A benchtop saw is sort of like the jobsite table saw’s little cousin. Like the jobsite saw, a benchtop table saw is super portable. These saws are generally much lighter than any other table saws.
A benchtop saw has to be mounted to a table or stand, either bolted or clamped. If you don’t have somewhere to mount it at your site, you may have a hard time using a benchtop saw. The extra weight of a heavier saw like a jobsite saw or contractor saw will give you more control over your cuts if you don’t have a table to set it on.
These saws are ideal for lightweight jobs, like cutting sheets of plywood. Their rip capacity is generally much more limited than other types of saws. If you’re tackling much more than a 2×4, you may often find yourself reaching for something heavier duty.
On the other hand, benchtop saws tend to be very inexpensive. If your jobs tend to be relatively lightweight, or if you’re a home hobbyist, a benchtop table saw may be precisely what you’re looking for. If its capacity isn’t too limiting for your typical tasks, you can save a lot of money by going with a benchtop saw.
Contractor Table Saw
Here’s where it can get a little confusing. The terms “contractor table saw,” “jobsite table saw,” and “portable table saw” are often used interchangeably by manufacturers and users alike. That makes sense because both contractor saws and jobsite saws are lightweight, portable, and able to tackle most typical jobs. Still, the overlapping terminology can make it hard to determine what features you should expect.
In general, a contractor table saw will be around the same weight as a jobsite saw. In some cases, a contractor saw may be heavier than the typical jobsite table saw. If so, however, it will often come with built-in (or easily attachable) legs or wheels. That’s the most consistent difference we’ve found between contractor table saws and jobsite table saws – the legs.
Contractor table saws have a greater rip capacity than benchtop saws and a comparable capacity to jobsite table saws. They also often have a rear-mounted motor that’s pretty capable with harder woods. Contractor table saws are a well-rounded option for all but the most hardcore contractors.
Cabinet table saws are not portable – once you bring a cabinet saw into your workspace, it’s probably going to stay exactly where you put it from that day forward. Usually, cabinet saws are built into a closed table or cabinet which houses the motor. Since portability isn’t an issue, they come with a larger motor that packs a much heavier punch than a jobsite or contractor saw.
Much like a radial arm saw and band saw, the cabinet saw is shop floor machine and perhaps the one you are going to use the most often. Cabinet saws are also more versatile than the other saws in this article because they have fewer limitations than the others face. With a cabinet saw, you’ll get a larger, usually extendable table surface that will allow you to tackle larger materials. Plus, the added power means that you can work with a wider variety of materials, such as hardwoods and pressure-treated lumber.
All that power and versatility come at a price, of course. Of all the saws discussed in this article, cabinet saws are the most expensive without question. However, if you’re doing the kinds of jobs that would benefit from the extra oomph of a cabinet saw, it’s money well spent.

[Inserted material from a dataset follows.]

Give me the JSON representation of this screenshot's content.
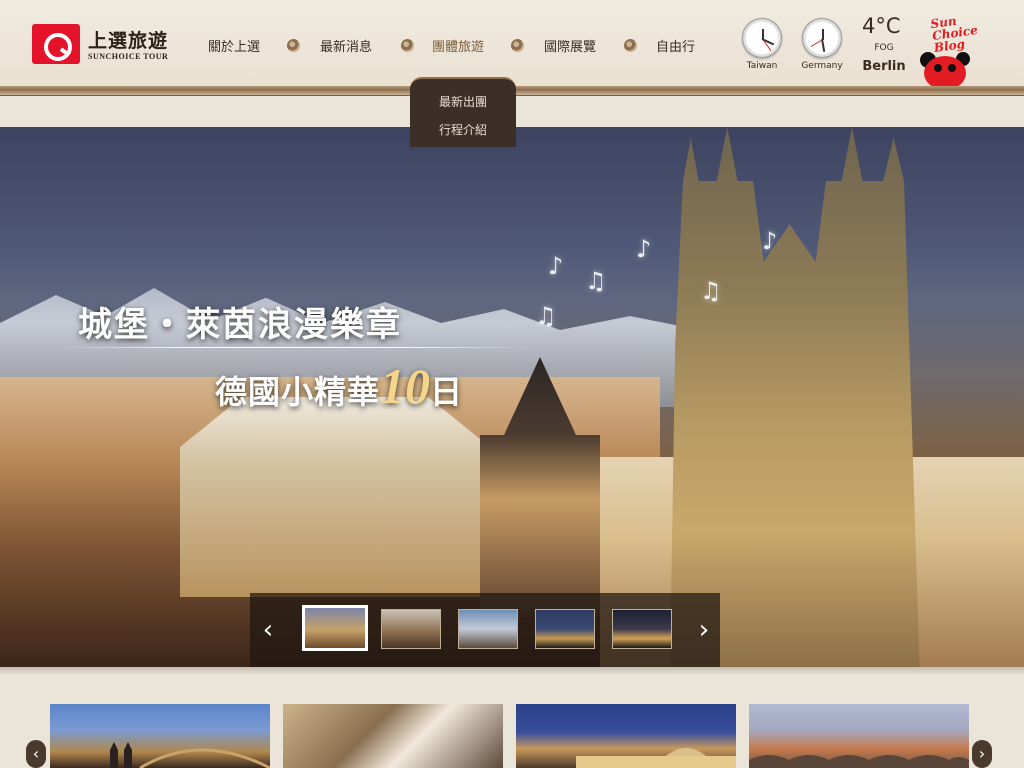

Hybrid Table Saw
A hybrid table saw splits the difference between a cabinet saw and the more portable saws available. They’re lighter than a cabinet saw but generally heavier than a contractor saw. However, they often manage the extra weight by including a stand or cart with built-in wheels. This makes it easy to move from one jobsite to another (or from inside to outside), even with the extra weight.
Manufacturers and retailers sometimes use the term “hybrid table saw” interchangeably with “contractor saw.” In general, I think the two are pretty similar since they often weigh roughly the same and include portability features. Hybrid saws often come with more accessories and adaptability features than jobsite saws and benchtop saws. Many even include onboard storage for all those accessories, which is a huge bonus.
When a benchtop saw won’t cut it (pun intended), but a cabinet saw is too much, a hybrid saw is a nice, happy medium. It’ll be more than enough for all but the most hardcore contractors and hobbyists.Power Saws